Summer read: High maintenance and hard to love, the toothy little furballs don’t stay cute for long.
First published August 14, 2022
I used to be like you, once. I had optimism. Freedom. Hope.
My house smelled normal. My clothes were tidy, and my grooming was fine. I didn’t walk around Wellington not knowing I had straw stuck to my tights, or a tiny turd clinging to my cardigan.
I could pass a pet shop without going in. I’d never buy hay by the bale, carrots in bulk or vials of Ivermectin, in cash, from people who knew people. But now I do it all, because we have guinea pigs. Guinea pigs are the worst.

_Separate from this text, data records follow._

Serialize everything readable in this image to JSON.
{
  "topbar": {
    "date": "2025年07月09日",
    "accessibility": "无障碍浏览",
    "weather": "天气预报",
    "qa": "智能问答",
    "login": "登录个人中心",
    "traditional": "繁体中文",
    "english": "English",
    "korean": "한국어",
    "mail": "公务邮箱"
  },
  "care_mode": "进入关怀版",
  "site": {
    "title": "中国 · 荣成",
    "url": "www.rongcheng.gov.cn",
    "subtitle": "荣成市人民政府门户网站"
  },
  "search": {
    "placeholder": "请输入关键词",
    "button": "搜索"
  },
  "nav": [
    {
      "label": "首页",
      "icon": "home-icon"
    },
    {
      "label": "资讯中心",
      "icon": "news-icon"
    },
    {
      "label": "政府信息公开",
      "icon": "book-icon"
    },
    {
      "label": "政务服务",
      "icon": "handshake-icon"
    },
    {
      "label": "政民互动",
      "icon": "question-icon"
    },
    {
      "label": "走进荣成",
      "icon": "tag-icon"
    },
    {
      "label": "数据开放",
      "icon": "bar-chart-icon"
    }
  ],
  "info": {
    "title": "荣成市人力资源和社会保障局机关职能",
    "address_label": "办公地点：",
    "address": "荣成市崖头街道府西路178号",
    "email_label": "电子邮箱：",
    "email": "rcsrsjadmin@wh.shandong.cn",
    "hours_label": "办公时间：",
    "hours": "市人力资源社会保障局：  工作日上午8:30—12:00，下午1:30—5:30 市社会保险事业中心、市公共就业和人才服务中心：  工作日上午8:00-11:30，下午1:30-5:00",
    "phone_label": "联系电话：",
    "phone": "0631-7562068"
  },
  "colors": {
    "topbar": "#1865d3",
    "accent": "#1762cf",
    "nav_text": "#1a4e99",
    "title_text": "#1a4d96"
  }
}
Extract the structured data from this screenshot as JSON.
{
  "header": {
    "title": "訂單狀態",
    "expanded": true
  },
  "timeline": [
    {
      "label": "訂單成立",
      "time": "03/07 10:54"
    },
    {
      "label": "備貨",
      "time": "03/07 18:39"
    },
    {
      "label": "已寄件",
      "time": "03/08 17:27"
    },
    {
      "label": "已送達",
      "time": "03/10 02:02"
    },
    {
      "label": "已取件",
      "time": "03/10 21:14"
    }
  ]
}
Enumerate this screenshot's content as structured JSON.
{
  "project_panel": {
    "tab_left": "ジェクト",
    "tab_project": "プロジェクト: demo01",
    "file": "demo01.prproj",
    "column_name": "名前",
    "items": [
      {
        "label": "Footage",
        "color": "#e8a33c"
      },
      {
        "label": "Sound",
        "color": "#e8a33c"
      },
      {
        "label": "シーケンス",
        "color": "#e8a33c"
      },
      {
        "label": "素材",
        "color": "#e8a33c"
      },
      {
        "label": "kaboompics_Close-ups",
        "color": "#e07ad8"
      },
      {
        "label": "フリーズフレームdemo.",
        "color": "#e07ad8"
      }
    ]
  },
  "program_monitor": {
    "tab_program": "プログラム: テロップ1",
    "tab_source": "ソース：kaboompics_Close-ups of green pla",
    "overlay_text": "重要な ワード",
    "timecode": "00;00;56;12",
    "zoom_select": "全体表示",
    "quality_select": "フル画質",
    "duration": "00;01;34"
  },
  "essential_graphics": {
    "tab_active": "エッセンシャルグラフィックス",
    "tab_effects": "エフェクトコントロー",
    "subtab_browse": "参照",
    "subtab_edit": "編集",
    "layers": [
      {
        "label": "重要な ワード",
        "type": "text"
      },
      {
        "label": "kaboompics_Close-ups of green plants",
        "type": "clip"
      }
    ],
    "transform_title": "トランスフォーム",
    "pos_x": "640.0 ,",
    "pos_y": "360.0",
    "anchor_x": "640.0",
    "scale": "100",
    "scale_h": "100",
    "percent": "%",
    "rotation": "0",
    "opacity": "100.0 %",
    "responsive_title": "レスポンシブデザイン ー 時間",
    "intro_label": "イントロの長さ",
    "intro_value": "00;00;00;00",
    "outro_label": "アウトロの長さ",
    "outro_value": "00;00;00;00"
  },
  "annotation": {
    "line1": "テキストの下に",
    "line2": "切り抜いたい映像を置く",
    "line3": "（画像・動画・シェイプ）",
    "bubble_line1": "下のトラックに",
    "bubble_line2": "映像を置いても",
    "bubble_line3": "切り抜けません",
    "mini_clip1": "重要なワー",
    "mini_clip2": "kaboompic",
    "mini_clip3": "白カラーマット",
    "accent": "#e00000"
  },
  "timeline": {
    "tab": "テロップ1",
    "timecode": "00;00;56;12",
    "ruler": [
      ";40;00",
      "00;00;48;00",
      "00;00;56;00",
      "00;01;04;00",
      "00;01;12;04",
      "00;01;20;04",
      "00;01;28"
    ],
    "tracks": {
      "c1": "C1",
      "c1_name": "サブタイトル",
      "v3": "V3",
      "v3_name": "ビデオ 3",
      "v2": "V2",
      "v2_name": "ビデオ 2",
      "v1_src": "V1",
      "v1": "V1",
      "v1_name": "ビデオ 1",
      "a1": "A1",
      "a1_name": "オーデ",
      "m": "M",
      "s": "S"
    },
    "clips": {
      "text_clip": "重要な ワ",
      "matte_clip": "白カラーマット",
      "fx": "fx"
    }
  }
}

Guinea pig owners aren’t normal. They’re screwy in the head. It’s not clear whether the guinea pigs screwed them or if they were screwy to start with, which attracted them to the guinea pigs. Anyway, I know someone with a dead pet pig, George, in the freezer. She’s waiting for their other pig Bryan to pass, so they can be buried together. What’s worse, when I heard this, it seemed reasonable. This is because I have now joined her club.
Our daughter begged for months for a guinea pig. There wasn’t a heap I liked about the idea as we already had a cat. But the novelty appealed. In Karori most people have a poodle mix, so getting a pig felt bohemian. Almost like getting a snake.
Every library book and pet shop vouched hard for the sweetness of guinea pigs. They’re odourless! Smart! We watched the Guinea Pig Olympics on YouTube, where pigs shot through hoops and bounced over seesaws in a blur of pink claws, ginger fur and goofy overbites.
What finally got her over the line was her PowerPoint presentation to her father. He loves a business case and so the next afternoon dragged home a hutch, a sack of pellets and a food bowl for small mammals, shaped like an upturned leaf. Cute! I turned the dish over and that piece of junk had cost $24.
Next, we visited a guinea pig sanctuary, whose rows of inmates eyeballed us as we chose. Turns out these are sociable animals, and you need to get at least two of them. The pair must already be bonded or might rip chunks off each other (wait, what?). Meanwhile the custodian told us several of these pigs had been returned by owners who, sadly, could no longer keep them. Not asking “Why, exactly?” may be the regret of my life.
We took home two males: a big patchy one we called Truffle and a little black one, Pudding. They shot straight into their nesting boxes and took two months to forgive us. They expressed their disdain through the medium of urine and lozenge-shaped excrement, and by eating their excrement. I’m not sure my daughter is over the shock. By week two, the guinea pigs had become mine.
These pigs pee so much, they soak five absorbent puppy pads at a time. I fill half a bin-bag with mucky straw every second day. I clean, chop vegetables, check them for lice. I provide enrichment for their tiny brains (empty toilet rolls and ping pong balls). I talk to them like they’re listening, but they’re just waiting for me to sod off. Guinea pigs are prey animals and see everything as a threat. I can understand why, because now I too want to kill them.
The other day I got excited because Pudding tossed his nose and exposed his wobbly double-chin to me. It felt profound, like a human-to-animal breakthrough. But I looked it up and he was just asserting his dominance. The rat-faced little prick.